In corn, ethanol plants were a dominant driver adding 4 cents a bushel as a group as ethanol production continues to accelerate. Weekly ethanol output was at 946,000 barrels per day, a marketing year high, and puts year-to-date output 6.1% ahead of last year's pace. USDA has only a 0.3% increase expected for annual corn use for ethanol. Export markets were also up with the Gulf port basis advancing 3 cents a bushel. Weekly export inspections were at 517,000 MT on par with expectations but a bit slim for this time of year.
By comparison, soybean export inspections continue to set a blistering pace with 2,481,000 MT for the week and cumulative exports at 13.5 MMT compared to 11.8 MMT for the same period last year. This is 14.4% higher than 2013 while USDA is only factoring in a 4.4% increase year on year. However, basis levels at the Gulf this week were flat with some river terminals in the Upper Midwest seeing lower basis as barge rates there moved higher. Soy plants were up as a group gaining 3.4 cents a bushel, but some areas of Minnesota and Iowa were weaker with 5 to 10 cent declines being fairly common by plants in this region.
Kevin and Cody discuss the positive day in the grains and talk about some of the drivers behind the scenes. Cody discusses some key price levels to keep an eye on if corn continues its move higher tomorrow.

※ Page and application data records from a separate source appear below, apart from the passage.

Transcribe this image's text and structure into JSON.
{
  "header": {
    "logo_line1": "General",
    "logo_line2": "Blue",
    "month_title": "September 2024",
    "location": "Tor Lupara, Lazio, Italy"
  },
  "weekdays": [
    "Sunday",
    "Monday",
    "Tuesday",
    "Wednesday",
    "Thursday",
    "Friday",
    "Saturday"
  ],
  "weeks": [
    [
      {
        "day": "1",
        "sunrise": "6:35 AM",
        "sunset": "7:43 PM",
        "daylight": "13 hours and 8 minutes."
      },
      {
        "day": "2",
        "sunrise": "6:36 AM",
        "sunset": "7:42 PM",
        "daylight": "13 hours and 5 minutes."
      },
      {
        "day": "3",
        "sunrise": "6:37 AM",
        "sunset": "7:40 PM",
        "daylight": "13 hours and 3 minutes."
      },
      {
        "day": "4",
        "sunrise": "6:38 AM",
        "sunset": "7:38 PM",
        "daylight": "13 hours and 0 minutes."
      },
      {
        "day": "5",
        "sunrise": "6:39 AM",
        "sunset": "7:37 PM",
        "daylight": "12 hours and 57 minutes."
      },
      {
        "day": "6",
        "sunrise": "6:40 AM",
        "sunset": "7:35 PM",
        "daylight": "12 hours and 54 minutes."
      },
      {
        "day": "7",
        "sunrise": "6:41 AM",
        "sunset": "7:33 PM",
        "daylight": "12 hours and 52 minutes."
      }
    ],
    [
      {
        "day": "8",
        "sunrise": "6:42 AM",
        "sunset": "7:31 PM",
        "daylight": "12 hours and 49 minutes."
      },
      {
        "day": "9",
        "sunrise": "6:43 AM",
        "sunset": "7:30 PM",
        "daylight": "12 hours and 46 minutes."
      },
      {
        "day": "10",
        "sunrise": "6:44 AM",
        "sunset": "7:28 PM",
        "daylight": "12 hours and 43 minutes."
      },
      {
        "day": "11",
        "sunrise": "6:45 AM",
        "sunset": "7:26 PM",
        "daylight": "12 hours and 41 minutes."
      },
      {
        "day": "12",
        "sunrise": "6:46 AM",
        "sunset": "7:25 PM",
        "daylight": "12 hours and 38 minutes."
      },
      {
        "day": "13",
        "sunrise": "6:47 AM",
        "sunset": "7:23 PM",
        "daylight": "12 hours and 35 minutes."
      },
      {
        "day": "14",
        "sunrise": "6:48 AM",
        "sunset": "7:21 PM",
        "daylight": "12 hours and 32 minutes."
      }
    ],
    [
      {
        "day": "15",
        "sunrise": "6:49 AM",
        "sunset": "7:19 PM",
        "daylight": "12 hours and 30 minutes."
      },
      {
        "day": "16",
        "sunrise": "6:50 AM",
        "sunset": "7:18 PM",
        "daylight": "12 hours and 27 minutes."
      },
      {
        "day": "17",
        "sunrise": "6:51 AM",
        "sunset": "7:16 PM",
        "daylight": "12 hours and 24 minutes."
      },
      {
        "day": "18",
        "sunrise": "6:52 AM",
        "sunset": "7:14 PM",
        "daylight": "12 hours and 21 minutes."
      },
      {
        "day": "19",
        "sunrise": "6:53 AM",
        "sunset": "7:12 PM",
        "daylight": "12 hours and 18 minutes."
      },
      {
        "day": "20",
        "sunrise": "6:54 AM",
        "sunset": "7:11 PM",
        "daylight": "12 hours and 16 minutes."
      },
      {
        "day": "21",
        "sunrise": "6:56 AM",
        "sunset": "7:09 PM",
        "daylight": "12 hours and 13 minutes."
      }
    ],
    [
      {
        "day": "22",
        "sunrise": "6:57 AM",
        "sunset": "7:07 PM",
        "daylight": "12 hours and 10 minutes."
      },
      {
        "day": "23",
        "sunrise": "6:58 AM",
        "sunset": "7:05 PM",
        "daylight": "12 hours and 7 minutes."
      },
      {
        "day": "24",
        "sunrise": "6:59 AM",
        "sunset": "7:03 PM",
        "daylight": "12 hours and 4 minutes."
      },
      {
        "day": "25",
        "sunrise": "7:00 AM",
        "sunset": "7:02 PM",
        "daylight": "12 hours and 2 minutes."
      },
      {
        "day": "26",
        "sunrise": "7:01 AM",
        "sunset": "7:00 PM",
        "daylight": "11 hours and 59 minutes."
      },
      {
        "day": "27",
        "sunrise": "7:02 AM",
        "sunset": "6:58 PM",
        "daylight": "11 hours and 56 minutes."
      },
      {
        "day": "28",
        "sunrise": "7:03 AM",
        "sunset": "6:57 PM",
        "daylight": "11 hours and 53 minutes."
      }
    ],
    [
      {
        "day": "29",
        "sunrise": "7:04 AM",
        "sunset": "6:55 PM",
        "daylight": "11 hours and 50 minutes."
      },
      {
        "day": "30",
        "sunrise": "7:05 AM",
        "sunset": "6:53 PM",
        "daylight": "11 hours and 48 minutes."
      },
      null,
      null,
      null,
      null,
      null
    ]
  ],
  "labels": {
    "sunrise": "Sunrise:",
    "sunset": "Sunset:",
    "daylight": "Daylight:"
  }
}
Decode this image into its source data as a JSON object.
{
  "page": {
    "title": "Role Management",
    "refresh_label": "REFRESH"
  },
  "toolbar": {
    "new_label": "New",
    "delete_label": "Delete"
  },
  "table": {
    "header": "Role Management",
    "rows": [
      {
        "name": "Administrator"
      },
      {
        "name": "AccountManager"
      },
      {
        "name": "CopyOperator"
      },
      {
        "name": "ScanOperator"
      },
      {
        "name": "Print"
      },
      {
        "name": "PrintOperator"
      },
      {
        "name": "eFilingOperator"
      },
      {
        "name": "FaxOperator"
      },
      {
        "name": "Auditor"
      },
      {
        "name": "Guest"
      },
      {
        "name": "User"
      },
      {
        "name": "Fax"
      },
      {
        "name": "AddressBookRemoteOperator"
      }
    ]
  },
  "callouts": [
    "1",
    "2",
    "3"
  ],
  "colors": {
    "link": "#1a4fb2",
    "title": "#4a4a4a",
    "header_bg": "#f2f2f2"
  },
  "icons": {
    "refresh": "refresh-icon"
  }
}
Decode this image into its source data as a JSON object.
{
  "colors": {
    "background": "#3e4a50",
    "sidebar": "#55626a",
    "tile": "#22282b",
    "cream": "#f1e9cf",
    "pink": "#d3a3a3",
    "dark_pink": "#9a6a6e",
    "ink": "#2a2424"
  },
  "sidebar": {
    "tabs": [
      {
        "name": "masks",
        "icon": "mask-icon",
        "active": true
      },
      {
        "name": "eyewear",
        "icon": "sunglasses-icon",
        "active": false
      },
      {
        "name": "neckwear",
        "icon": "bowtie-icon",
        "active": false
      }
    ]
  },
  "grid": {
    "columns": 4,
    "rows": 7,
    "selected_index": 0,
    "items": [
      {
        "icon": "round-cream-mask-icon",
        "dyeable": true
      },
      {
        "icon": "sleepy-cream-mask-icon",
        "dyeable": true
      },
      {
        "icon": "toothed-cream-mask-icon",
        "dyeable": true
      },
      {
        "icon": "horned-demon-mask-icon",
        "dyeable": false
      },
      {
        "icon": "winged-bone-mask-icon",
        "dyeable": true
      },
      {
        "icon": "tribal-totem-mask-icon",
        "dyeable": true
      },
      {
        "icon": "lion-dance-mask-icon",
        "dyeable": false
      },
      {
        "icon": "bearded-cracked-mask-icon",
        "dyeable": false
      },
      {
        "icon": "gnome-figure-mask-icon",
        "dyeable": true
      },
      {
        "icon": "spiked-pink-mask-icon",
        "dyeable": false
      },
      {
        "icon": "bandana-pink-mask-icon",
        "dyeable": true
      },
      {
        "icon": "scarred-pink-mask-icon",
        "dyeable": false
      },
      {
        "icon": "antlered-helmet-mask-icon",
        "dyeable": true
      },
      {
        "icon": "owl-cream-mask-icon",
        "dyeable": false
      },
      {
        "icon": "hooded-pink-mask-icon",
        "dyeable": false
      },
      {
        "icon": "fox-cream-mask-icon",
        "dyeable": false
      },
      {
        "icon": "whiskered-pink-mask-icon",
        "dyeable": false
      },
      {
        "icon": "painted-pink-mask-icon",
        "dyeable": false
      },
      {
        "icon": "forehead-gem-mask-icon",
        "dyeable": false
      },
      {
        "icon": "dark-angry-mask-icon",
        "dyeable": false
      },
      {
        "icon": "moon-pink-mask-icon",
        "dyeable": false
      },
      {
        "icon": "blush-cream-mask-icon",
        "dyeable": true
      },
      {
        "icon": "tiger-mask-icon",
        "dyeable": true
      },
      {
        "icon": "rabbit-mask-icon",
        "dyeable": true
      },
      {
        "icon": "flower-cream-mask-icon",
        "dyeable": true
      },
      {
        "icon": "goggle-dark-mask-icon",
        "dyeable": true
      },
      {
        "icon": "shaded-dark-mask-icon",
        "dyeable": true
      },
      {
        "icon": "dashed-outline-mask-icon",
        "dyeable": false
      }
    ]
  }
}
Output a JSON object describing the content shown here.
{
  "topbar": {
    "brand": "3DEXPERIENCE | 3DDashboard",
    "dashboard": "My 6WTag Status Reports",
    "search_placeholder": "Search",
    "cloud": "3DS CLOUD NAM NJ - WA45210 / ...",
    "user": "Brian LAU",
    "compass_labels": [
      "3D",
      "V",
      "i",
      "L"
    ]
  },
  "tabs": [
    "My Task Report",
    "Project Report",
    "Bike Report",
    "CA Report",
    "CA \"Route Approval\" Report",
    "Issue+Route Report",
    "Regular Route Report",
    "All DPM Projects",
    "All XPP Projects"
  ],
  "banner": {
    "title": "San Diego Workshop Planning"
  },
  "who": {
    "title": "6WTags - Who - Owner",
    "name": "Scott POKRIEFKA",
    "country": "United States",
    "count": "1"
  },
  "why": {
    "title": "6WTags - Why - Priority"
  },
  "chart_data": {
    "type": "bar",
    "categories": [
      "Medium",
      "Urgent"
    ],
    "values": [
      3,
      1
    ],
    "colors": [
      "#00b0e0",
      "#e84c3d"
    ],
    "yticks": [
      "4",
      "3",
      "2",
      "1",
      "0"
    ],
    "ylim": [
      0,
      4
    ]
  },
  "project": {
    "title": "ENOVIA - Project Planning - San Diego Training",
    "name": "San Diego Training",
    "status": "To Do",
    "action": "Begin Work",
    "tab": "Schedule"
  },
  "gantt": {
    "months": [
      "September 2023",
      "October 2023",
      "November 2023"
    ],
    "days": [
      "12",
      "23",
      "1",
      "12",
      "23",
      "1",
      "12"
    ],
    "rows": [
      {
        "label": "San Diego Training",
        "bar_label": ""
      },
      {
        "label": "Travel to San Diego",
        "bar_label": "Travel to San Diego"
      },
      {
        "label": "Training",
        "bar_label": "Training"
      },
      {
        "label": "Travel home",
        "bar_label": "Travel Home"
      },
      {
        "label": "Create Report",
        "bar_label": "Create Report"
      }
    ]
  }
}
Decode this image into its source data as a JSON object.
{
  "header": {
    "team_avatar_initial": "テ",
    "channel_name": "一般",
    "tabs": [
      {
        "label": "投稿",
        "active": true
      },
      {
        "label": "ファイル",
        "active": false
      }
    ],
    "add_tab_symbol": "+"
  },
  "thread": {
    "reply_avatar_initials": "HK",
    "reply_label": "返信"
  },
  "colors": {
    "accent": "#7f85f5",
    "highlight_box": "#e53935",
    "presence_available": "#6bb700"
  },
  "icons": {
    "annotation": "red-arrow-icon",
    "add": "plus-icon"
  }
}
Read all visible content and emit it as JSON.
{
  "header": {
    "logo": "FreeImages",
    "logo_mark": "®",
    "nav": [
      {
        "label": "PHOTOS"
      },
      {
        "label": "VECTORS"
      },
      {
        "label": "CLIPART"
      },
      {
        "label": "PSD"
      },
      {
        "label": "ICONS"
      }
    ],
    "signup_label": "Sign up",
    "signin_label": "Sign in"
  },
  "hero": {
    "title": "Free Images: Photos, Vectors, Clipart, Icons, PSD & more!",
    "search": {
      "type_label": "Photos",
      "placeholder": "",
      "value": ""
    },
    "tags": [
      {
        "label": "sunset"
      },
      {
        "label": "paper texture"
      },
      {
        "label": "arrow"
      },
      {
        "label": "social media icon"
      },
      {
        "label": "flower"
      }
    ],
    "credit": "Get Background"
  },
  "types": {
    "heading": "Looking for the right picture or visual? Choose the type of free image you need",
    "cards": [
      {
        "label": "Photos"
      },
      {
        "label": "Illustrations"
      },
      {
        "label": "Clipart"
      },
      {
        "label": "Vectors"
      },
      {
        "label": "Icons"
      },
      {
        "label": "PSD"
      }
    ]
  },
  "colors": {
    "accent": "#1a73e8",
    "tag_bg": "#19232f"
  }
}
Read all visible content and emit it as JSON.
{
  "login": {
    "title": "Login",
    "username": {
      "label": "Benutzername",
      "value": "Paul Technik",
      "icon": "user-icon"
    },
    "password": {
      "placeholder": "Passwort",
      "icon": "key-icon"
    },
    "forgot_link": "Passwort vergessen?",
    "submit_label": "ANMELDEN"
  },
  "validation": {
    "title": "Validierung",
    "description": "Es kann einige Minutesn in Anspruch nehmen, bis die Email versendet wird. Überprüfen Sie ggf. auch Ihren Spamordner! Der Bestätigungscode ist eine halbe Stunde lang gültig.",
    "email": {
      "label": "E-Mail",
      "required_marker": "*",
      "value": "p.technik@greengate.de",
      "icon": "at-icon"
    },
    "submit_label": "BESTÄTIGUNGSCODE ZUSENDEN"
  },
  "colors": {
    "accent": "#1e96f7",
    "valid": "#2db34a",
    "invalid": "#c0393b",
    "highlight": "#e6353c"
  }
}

Soybean futures continued to erode this week giving up 14 cents a bushel while corn found modest strength in a 3 cent advance. In the cash market, basis movements were fairly muted this week with US average corn basis gaining 1 cent a bushel while soybeans added 2 cents to the US average...
In the overnight, soybeans and wheat traded lower slipping 5 ¾ and 5 ¾ cents respectively, while corn stayed mostly unchanged increasing by ¼ cent. The export sales report was very supportive for corn, neutral for wheat and bearish for soybeans which missed analyst expectations by a...
In the overnight session the grains traded slightly higher with corn up 3/4 of a cent, soybeans up 3 1/4 cents and wheat up 3 ¾ cents. Soybeans are trading at $9.87 ½ just below $9.91 which is the low side of the sideways range it traded in since late October. The low side of the range...